Going through the data below, tally every line where the string "color" occurs, then give only the tally.

---------- Supplied records

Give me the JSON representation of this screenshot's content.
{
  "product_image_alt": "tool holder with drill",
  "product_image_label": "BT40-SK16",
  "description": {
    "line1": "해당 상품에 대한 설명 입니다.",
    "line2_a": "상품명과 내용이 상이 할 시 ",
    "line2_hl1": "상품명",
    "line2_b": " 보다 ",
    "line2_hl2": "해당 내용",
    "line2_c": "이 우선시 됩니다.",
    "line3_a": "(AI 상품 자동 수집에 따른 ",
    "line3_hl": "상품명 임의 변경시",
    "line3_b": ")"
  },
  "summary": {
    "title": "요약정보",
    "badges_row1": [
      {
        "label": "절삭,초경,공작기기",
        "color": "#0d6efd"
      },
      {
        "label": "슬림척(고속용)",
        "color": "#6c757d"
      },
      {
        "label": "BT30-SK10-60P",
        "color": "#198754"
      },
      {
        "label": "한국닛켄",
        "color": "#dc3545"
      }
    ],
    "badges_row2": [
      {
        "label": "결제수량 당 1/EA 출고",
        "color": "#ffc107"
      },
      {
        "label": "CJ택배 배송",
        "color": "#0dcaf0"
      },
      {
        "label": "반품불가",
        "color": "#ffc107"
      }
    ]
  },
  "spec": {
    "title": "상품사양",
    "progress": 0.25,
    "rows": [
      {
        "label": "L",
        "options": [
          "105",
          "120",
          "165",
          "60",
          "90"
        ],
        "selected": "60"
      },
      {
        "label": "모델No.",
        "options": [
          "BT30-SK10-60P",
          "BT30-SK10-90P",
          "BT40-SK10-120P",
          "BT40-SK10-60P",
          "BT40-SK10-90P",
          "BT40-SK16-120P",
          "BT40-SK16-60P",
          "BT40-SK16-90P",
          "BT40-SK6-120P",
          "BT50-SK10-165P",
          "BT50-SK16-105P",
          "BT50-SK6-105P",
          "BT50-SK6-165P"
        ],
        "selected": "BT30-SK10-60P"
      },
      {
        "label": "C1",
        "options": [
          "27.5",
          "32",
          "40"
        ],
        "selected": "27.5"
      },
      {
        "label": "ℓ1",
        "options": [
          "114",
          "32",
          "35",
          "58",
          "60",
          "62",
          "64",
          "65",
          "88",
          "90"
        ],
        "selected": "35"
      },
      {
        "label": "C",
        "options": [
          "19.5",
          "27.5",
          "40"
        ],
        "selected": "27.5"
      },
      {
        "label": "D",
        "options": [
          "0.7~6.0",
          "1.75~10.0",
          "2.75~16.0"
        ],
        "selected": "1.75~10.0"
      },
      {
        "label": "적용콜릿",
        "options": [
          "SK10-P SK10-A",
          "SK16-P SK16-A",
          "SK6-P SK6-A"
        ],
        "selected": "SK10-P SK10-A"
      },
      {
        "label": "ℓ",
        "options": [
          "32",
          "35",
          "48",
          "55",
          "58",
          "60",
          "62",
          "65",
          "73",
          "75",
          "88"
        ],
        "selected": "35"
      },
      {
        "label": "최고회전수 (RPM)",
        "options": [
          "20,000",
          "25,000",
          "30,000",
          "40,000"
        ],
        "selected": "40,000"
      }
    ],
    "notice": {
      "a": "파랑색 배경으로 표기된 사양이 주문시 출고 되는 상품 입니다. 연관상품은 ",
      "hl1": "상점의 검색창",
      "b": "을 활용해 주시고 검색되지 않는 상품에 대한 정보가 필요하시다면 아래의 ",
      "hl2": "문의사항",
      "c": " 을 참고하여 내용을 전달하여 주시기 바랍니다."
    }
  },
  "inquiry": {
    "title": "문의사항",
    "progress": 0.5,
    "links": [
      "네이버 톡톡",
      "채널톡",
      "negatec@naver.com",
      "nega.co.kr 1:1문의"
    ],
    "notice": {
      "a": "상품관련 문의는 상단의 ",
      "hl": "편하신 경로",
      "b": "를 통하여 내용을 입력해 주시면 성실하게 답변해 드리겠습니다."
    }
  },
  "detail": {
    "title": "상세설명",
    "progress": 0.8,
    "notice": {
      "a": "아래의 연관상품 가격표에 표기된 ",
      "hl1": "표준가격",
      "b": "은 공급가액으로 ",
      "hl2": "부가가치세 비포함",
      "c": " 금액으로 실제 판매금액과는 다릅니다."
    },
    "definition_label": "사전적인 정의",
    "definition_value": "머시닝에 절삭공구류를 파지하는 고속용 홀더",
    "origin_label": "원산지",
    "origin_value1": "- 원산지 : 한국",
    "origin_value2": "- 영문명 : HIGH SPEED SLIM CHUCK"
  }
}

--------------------

- Exercise answer:
7